- How to complete this task: Count the lines below that hold the word "order" and say how many, with no other text.

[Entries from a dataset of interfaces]
BEGIN
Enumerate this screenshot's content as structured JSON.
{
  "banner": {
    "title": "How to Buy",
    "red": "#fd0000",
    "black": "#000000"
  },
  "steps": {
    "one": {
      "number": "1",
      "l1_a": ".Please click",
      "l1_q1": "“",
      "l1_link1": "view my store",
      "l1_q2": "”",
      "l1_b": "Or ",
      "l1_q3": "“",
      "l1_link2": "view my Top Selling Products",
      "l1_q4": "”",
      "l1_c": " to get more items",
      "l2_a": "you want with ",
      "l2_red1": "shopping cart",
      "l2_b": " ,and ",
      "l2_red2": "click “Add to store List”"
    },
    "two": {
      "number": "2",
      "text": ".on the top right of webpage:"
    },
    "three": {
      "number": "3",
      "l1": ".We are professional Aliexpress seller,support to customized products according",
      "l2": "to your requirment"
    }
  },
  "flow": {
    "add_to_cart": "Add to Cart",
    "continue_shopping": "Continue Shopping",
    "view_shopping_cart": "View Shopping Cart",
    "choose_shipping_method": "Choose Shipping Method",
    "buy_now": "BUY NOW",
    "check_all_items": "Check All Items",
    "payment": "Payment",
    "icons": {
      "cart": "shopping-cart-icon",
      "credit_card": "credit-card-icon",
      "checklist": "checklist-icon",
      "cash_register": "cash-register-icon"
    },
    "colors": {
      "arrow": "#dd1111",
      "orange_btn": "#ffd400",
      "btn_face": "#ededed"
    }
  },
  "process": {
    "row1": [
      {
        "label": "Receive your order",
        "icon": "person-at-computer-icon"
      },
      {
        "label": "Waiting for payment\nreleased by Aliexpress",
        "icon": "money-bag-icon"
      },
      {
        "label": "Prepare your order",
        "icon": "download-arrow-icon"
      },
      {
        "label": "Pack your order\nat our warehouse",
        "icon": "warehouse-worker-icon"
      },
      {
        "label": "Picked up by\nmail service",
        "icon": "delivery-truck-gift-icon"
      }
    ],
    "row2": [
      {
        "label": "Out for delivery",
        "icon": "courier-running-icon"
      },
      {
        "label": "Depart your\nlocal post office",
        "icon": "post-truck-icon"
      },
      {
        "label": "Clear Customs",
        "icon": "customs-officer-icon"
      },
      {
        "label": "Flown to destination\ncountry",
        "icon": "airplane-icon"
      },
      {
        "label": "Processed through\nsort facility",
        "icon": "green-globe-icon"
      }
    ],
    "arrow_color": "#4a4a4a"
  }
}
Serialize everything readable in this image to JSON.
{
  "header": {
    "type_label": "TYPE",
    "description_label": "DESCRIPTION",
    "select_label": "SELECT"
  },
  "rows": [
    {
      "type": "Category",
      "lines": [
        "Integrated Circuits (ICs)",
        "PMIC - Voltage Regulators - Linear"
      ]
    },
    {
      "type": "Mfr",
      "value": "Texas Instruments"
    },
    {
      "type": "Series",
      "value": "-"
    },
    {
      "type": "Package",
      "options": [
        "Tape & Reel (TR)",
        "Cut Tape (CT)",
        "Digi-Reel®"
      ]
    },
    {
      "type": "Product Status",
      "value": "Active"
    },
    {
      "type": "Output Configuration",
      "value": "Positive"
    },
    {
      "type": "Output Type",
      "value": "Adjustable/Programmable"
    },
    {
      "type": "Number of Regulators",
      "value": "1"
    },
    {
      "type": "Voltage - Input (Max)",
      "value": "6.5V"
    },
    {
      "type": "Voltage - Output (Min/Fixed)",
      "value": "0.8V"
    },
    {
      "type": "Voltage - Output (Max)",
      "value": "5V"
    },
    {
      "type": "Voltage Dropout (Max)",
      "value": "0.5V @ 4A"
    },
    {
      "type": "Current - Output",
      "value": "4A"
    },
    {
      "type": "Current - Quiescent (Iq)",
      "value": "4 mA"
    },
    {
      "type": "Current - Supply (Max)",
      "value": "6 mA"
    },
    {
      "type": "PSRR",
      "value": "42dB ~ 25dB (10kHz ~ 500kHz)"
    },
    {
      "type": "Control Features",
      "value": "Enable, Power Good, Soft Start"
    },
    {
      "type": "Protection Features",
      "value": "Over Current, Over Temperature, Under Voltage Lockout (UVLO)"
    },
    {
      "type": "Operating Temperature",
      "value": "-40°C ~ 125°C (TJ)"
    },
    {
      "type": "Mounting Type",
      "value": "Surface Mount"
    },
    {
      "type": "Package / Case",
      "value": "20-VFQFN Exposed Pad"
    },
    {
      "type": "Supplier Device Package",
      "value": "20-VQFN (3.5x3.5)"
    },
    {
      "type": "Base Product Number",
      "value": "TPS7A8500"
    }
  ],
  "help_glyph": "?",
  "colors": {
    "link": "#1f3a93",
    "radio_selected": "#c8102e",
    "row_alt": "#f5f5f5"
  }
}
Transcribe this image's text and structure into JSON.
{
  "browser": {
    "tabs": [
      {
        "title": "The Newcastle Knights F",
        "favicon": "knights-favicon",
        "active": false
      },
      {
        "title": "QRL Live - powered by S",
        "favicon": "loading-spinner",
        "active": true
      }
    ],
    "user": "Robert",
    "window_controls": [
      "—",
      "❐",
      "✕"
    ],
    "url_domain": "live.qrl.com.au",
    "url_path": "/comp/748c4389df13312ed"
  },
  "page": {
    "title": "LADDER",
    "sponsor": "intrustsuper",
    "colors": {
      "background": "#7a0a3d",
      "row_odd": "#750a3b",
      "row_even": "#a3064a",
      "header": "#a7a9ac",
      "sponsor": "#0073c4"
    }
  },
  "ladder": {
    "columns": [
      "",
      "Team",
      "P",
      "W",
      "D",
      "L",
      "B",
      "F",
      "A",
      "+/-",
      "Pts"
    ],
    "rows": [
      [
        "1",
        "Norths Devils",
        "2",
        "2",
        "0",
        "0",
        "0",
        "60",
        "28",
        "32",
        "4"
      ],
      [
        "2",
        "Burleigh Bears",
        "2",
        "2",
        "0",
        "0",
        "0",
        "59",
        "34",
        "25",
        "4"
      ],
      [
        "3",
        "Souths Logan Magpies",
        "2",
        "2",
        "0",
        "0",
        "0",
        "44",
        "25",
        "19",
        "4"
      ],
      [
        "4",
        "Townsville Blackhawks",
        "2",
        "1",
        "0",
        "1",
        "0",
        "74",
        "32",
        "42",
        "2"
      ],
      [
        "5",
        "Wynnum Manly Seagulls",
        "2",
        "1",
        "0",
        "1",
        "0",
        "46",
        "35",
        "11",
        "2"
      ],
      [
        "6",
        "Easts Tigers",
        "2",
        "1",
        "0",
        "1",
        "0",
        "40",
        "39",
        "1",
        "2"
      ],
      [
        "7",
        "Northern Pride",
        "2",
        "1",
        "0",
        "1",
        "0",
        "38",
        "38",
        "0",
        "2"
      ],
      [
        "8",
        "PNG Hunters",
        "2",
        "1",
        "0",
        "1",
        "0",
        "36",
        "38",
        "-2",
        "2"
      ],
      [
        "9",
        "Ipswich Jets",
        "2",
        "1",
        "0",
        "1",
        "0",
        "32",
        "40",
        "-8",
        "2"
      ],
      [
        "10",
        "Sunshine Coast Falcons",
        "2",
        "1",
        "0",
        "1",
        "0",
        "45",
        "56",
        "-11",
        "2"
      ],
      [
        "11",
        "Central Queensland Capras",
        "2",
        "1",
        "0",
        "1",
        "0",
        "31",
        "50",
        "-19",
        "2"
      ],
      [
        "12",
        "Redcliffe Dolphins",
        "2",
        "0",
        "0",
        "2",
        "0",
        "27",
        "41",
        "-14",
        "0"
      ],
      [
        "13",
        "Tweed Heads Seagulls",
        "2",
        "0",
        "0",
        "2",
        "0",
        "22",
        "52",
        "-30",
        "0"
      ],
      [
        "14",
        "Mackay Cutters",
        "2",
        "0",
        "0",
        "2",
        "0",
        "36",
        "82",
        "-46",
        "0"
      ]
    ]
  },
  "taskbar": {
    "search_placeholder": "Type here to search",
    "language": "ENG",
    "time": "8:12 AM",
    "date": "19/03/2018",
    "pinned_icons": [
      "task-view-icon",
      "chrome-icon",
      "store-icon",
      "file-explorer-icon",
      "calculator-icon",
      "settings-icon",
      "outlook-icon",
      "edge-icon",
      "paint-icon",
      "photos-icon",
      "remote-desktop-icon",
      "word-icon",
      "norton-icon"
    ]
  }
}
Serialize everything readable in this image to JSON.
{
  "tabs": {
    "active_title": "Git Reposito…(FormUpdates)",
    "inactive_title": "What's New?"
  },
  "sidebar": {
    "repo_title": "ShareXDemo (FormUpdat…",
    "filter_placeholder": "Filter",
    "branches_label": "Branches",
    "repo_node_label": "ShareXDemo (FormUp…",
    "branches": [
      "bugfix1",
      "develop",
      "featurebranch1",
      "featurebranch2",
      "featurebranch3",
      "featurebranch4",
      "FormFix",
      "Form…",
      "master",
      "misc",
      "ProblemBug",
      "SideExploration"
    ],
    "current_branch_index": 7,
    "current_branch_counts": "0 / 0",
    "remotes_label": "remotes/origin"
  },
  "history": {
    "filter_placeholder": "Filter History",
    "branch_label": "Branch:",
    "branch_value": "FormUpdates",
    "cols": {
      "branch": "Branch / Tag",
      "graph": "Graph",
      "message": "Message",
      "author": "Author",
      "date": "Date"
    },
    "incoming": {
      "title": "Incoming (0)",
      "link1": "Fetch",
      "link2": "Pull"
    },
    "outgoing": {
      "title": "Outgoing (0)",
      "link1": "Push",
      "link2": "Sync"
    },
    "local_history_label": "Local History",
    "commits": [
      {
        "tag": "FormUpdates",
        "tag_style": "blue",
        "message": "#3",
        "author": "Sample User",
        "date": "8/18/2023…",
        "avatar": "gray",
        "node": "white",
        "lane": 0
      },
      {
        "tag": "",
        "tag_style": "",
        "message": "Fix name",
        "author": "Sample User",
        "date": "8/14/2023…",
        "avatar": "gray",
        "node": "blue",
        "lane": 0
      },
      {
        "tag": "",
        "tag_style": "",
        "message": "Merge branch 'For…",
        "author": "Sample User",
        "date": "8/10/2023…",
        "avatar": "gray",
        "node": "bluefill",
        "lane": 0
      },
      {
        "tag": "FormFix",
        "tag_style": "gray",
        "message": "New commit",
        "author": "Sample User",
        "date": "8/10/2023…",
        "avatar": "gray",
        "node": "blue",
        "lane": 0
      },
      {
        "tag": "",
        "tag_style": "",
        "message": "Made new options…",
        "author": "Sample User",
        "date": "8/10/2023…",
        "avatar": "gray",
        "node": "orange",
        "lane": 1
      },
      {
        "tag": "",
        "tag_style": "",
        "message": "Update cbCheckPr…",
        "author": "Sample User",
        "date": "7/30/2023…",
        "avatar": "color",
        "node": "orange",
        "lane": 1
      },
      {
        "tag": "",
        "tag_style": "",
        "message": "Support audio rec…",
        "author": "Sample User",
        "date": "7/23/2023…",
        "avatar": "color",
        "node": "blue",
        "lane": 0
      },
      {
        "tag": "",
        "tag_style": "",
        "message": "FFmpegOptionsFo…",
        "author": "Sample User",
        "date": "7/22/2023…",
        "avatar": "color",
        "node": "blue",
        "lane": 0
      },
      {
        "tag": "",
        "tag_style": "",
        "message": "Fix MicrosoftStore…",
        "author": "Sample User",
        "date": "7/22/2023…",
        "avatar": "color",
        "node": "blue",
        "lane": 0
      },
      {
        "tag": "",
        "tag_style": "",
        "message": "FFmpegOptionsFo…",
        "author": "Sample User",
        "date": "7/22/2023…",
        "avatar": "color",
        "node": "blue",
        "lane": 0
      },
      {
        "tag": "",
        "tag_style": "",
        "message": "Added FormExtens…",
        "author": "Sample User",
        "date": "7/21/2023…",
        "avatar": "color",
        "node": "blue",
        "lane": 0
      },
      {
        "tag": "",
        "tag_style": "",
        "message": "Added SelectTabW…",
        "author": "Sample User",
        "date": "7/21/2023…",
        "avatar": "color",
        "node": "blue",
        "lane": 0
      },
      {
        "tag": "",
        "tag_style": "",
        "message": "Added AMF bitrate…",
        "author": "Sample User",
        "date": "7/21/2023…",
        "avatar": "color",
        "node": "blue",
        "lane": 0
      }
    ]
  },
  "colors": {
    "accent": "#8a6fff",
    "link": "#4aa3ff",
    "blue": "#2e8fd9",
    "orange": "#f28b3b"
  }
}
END
- Expected answer: 3